When I go to the gym in the morning, the attendant at the front desk recognizes me before he scans my ID card. The smiling checker at the grocery store asks about my kids each time I see her. My insurance agent knows my voice when I call. I doubt whether anyone trying to open a credit card account in my name could pass those tests, but they don’t have to. So I’m reviewing my credit history this weekend, relieved to see everything in order, for now.

Weather Watch

IMG_2447It’s an ideal day in Chicago – bright, sunny, temperate, and a weekend. We may seem blissfully unaware of the torment visiting our countrymen in Texas, Louisiana, and Florida. But our days are numbered and preparations for our own weather event are underway, even if in super slo-mo. It doesn’t warrant any attention on the Weather Channel, but it is headed our way: winter.

Our preparations are subtle. No one is hauling sandbags, plywood or bottled water. Instead, planters and gardens fill with yellow mums and decorative cabbages. Snow shovels lean in the shadow of porches. Grocery stores have bags of salt around the corner from the pumpkin displays. Our down jackets have stayed in easy reach, and we can pull out a fleece or sweater at a moment’s notice.

Most important are the last rites of summer. Take walks in the sun, wear shorts, go to a Cubs game. Relish every day above 50 degrees, fill the outdoor seating at restaurants, run and bike on the lakefront without layers, resist wearing a coat as long as possible.

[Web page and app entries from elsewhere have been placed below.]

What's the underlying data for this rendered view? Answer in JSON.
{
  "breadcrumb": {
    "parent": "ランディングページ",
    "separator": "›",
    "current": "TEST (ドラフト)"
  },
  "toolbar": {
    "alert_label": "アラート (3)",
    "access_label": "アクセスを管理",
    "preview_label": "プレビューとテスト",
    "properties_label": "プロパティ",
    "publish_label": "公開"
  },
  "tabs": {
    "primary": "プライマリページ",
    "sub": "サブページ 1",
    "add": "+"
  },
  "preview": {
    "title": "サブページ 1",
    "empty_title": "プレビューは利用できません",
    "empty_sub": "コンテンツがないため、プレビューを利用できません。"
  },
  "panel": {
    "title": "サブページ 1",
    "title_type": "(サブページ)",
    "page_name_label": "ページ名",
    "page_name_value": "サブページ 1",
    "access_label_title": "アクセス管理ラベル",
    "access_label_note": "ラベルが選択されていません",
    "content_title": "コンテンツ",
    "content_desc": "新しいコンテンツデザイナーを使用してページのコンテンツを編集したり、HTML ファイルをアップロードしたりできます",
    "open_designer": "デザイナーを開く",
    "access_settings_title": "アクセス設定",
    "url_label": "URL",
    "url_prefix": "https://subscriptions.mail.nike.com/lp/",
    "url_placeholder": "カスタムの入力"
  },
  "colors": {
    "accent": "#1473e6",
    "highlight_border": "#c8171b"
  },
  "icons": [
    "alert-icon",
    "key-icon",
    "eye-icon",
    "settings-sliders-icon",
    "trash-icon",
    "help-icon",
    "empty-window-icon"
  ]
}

When it comes, the transition is short. We’d like to think that we’ll enjoy autumn with colorful leaves, Halloween decorations, harvest gourds and hayrides. Then, blammo! one morning we wake up to frost on the windows or a dusting of snow and we know there’s no escape. Sure, some people go south for the winter, but most of us tough it out, burnishing our Chicago grit. Heads down till sometime in April.

Somehow, when winter comes it’s never seems as bad as I’ve feared. We have good snow removal, public transit trundles on, and a brisk walk outdoors really does warm you up. Meanwhile, I’ll try to wear my sundress a few more times, and won’t worry if I get tan or not.


IMG_2445As I travel around Chicago, I often see graffiti on the sides of buildings. Extremely stylized lettering of an alien language left as artists roam the city at night, scale fire escapes, bridges, and train platform roofs to reach their lofty canvases. There’s a recurring image of a goose peeking from the corners of buildings – this must be their leader.

One neighborhood merchant group proudly states how much graffiti they’ve removed, while funding the installation of public art. Another neighborhood encourages local artists to create large colorful murals to celebrate local heroes and heritage. Some examples are small and seemingly random: letters on the opening of a mail box, an apartment door frame, and the bench in a bus shelter.

During one of the local public school funding crises, the mayor proposed consolidating some schools to make better use of limited resources. Families on our street quickly acknowledged that they couldn’t possibly allow their children to walk three blocks to a different school because it would require that they cross gangs lines. I had no idea there was a gang, or multiple gang territories. But I might have known if I could have interpreted that subtle graffiti.

In the summer, or “construction season,” a new kind of graffiti crops up. Spray-paint on the sidewalks, planters, and streets that indicate underlying water or gas lines, or crumbling drainage pipes. The marks are generally harbingers of backhoes and cement trucks, fresh sticky asphalt and dirt. But some marks must be a false notice, because nothing happens and they finally they fade away. My favorite lately is the blue W. It probably stands for “water” but on the north side of Chicago, its alternate, and not too mysterious, meaning is “win”, specifically a Cubs win. Flying the W flag at Wrigley Field is an old post-game tradition to let commuters know the outcome, and it is a cherished and widespread show of fandom, especially as we stretch out the World Series Champs title.

Maybe the sidewalk W’s are solidarity expressed by the city workers at the water department, or just the gang of crazed fans who want baseball to last through October.